You see him walking down the hall of a hospital, a friendly smile greets you as you increase you pace walking away. You wonder who he is going to visit, and you might even hastily utter a prayer for the poor person. (if he walks into your room, you begin to panic – big time!) If you see him walking up to your where you live, you quickly inventory your life, asking “what did I do wrong now…” as you struggle to remember where you put the family Bible, so you can sweep everything off the coffee table and put the Bible in a prominent visible place. (as you open the door, you wonder – did I blow all the dust off of it!)
I have often wondered why people wait until things are deathly serious before they call their pastor. Why do they wait until there is no other hope. ( I am convinced that Obiwan Kenobi must have been a pastor!) Until the marriage is broken beyond repair (or so they think) until the grip of sin has choked the life out? Some will say that, “but pastor – you are too busy,” or “it isn’t that serious,” or my favorite, “I didn’t want you to find out I was mad at God”.

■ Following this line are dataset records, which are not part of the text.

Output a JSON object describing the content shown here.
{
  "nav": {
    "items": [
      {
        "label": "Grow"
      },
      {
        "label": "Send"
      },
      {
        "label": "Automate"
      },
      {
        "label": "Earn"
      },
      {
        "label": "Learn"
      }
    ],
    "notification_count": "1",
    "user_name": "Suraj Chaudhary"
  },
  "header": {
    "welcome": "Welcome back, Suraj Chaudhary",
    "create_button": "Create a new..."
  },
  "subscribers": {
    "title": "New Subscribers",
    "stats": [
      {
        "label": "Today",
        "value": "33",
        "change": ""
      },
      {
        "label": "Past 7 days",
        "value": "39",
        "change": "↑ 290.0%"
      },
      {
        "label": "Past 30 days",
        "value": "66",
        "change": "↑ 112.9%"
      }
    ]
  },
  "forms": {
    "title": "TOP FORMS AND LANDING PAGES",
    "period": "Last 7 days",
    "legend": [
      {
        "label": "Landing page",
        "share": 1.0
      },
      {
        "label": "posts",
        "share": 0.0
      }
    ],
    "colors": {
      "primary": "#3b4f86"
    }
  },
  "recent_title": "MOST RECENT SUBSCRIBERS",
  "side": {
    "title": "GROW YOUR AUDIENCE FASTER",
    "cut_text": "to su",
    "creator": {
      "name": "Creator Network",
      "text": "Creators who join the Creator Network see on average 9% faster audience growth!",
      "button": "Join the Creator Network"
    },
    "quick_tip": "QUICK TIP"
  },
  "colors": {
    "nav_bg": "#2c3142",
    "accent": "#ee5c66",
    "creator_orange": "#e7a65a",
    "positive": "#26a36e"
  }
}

Is the issue truly fear? Sometimes – but I would beg you – never be afraid of your pastor – realize he is there to help alleviate fear, to calm distraught anxious hearts. Our calling is to remind you that the Lord is with you, that He desires to bring peace and restore that which is broken. Sometimes that includes physical healing, sometimes it means surviving the trauma, and yeah, sometimes it means preparing our families for our death, and helping them know – we know God’s coming to bring us home. (If the latter is inevitable, isn’t it better to have someone walk you there – and support you and your family through it?)

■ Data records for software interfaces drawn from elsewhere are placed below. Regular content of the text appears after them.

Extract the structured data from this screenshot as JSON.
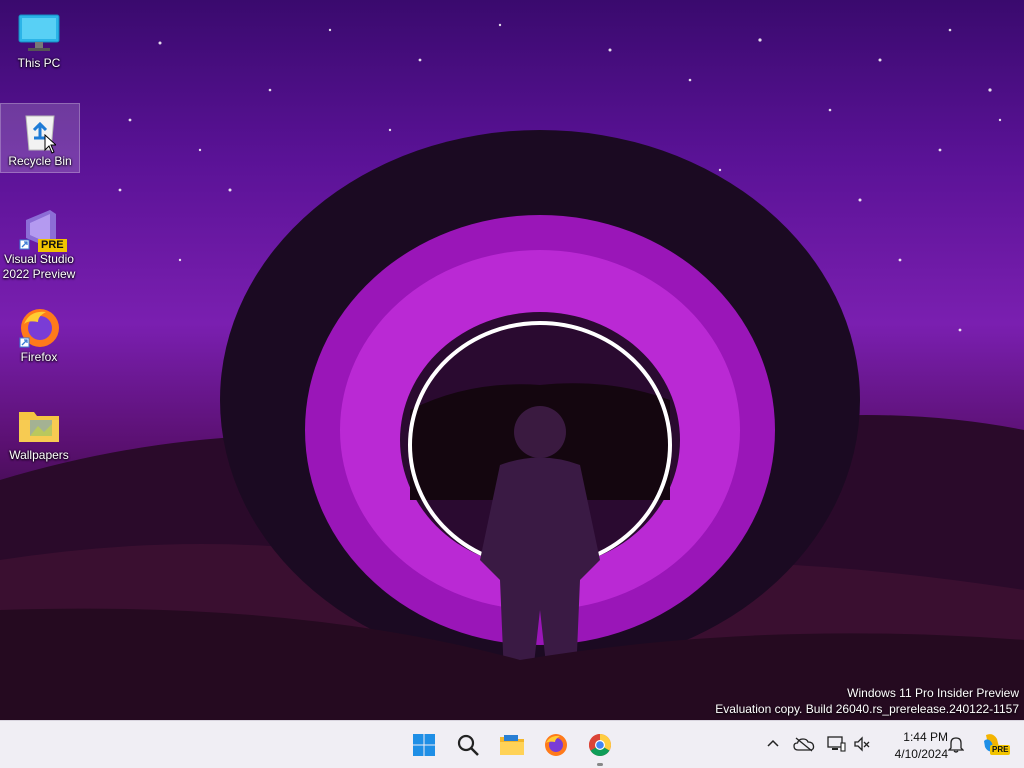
{
  "desktop": {
    "icons": [
      {
        "label": "This PC",
        "icon": "monitor-icon"
      },
      {
        "label": "Recycle Bin",
        "icon": "recycle-bin-icon",
        "selected": true
      },
      {
        "label": "Visual Studio 2022 Preview",
        "line1": "Visual Studio",
        "line2": "2022 Preview",
        "icon": "visual-studio-icon",
        "badge": "PRE"
      },
      {
        "label": "Firefox",
        "icon": "firefox-icon"
      },
      {
        "label": "Wallpapers",
        "icon": "folder-icon"
      }
    ],
    "watermark": {
      "line1": "Windows 11 Pro Insider Preview",
      "line2": "Evaluation copy. Build 26040.rs_prerelease.240122-1157"
    }
  },
  "taskbar": {
    "apps": [
      {
        "name": "Start",
        "icon": "windows-start-icon"
      },
      {
        "name": "Search",
        "icon": "search-icon"
      },
      {
        "name": "File Explorer",
        "icon": "file-explorer-icon"
      },
      {
        "name": "Firefox",
        "icon": "firefox-icon"
      },
      {
        "name": "Chrome",
        "icon": "chrome-icon"
      }
    ],
    "tray": [
      "chevron-up-icon",
      "onedrive-icon",
      "network-icon",
      "volume-muted-icon"
    ],
    "clock": {
      "time": "1:44 PM",
      "date": "4/10/2024"
    },
    "notification_icon": "bell-icon",
    "copilot_badge": "PRE"
  }
}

Remember – St Paul talks about Jesus giving you pastor-teachers as a blessing – to help you grow and mature, to keep you stable in your faith, to help you know the peace of God, and His presence.
I’ll close with this thought – part of the passage I am preaching on this weekend…
“50:4 The Lord GOD has given me the tongue of those who are taught, that I may know how to sustain with a word him who is weary. Morning by morning he awakens; he awakens my ear to hear as those who are taught. “ Isaiah 50:4 (ESV)
Let your pastor and priest do this very thing, let them use the word to sustain you… that then you can do the same for others.
we cry, “Lord have mercy!” and therefore Lord, help us to realize those whom through you pour out your mercy and love and peace upon us! AMEN!